The international conference Performing Translation: Translatorship in the Twenty-First Century was the highlight to three years of growing translation-related activities led by research group Project DaRT.
Project DaRT (L-R: Craig Neville, Laura Linares, and Estefanía Muñoz Gómez) was established in 2016 as a postgraduate reading group within the Centre for Advanced Studies in Languages and Cultures (CASiLaC) at University College Cork, Ireland. From these initial collective readings, Project DaRT evolved into a strong community of practice by developing a number of research and engagement opportunities in collaboration with local and international scholars, as well as practitioners, and second and third-level students. These initiatives, ranging from research seminars and industry-focused workshops to fundraising events and outreach projects with secondary schools and the general public, contributed to the international recognition of Project DaRT’s ongoing work on the promotion of translation as a way of meaning making in the current global landscape.
The common thread at the heart of these efforts is the investigation of the multiple ways individuals and communities engage with and in translation through the notions of translatorship and performativity, and how these shape our understanding and expectations of the role and identity of those who move between languages in translation. Connecting with the mission of "foregrounding language’s power to shape how we live and make our worlds”, in 2019 Language Acts and Worldmaking supported Project DaRT’s proposal to organise a two-day international event exploring these questions from a variety of perspectives.
Departing from growing considerations of translation in terms of the “performative nature of cultural communication” (Bhabha 2007), Performing Translation: Translatorship in the 21st Century invited contributions that encouraged interdisciplinary discussions around the identity, agency, and role of the translator in the creation of new meanings and shared experiences as part of our interconnected and multilingual world.
The conference, which took place at University College Cork on the 21st and 22nd of June 2019, was preceded by a masterclass which included presentations by UCC scholars from a number of disciplines including Ethnology, Digital Humanities, and the Study of Religions, as well as a keynote lecture by Professor Catherine Boyle (King’s College) . These sessions, articulated under the theme of cultural representations in and across communities and generously funded by UCC’s School of Languages, Literatures and Cultures, provided a rich prelude to the fruitful discussions that marked the conference over the following two days.
The event brought together over 30 attendees from all over the world, with contributions covering a variety of topics from the renarration of activism in Syria for the Anglophone market to the reflection of mourning and exile in self-translation, the concept of translation as a metaphor, the role of the modern translator as a polycultural nomad, or the relationship between Translation Studies and Disability Studies. In addition, the support from Language Acts and Worldmaking allowed Project DaRT to invite four exceptional guest speakers whose participation greatly contributed to the interdisciplinary spirit of the conference and the marriage of theoretical and practical approaches. Dr Séverine Hubscher-Davidson (Open University) and Dr Gabriela Saldanha (University of Birmingham) delivered thought-provoking lectures on the emotional and psychological impact of translation performance and the commodification of translated literature respectively, while acclaimed translators Jethro Soutar and Rachel McGill each facilitated practical workshops on the challenges surrounding unheralded literary cultures and drama translation. The complete book of abstracts can be downloaded from this link. Workshop attendees consider character voice in theatre translation.

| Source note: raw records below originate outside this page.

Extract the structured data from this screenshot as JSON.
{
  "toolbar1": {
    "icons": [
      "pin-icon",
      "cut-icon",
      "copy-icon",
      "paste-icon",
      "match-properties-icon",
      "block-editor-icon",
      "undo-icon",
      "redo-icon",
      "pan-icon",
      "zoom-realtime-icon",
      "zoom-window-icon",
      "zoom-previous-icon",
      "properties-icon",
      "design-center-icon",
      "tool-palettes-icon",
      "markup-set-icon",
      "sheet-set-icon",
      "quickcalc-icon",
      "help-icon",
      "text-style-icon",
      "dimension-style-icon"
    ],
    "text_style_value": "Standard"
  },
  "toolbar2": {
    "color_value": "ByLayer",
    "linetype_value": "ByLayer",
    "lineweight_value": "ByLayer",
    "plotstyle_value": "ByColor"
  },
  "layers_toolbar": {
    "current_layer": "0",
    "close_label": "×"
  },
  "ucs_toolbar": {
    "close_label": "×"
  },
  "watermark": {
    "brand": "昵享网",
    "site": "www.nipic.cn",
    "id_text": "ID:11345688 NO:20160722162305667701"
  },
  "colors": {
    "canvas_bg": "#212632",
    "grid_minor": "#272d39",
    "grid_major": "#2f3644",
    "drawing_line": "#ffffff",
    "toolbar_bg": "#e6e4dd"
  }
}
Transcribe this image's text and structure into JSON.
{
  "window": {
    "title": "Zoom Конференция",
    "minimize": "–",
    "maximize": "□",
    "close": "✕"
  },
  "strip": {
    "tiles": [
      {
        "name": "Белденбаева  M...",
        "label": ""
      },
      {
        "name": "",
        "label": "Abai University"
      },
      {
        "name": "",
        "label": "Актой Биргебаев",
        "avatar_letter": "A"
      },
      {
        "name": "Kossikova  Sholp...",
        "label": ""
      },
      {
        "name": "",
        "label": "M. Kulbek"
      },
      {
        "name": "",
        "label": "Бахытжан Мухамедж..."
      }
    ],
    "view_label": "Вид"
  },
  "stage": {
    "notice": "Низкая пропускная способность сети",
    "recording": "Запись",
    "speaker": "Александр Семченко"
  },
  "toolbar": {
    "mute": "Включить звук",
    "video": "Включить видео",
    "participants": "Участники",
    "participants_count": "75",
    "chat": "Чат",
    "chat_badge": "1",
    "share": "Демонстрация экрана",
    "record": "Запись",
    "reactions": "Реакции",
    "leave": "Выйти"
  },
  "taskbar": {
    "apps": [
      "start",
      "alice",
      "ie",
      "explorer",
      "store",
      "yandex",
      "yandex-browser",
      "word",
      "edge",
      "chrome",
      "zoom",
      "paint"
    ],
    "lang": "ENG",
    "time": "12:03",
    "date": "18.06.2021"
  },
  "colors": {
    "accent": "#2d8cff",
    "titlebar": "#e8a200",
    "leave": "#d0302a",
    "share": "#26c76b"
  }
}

The presence of both practitioners and scholars at different stages of their careers was particularly welcomed by participants, who also praised the diversity of the programme and the opportunities for open discussion, networking, and the building of connections for future collaborative projects. Given the quality of many of the contributions, an intended outcome of the conference is the creation of an edited volume, for which a number of expressions of interest have been collated and a proposal is currently being developed.
The event also proved a valuable opportunity to consider questions regarding best practice for archiving and disseminating research outputs in the arts and humanities, so work is underway to explore formats such as an interactive copy of the programme that would make it possible for video recordings of presentations, participant impressions, and other related materials to be accessed for pedagogical and research purposes. Finally, hosting the conference allowed Project DaRT to be further acknowledged as a successful, bottom-up postgraduate collaborative learning model that may be replicated across disciplines to promote the development of research, management, and outreach skills through hands-on experience in authentic environments. For more information on Project DaRT and Performing Translation: Translatorship in the 21st Century, visit the project website.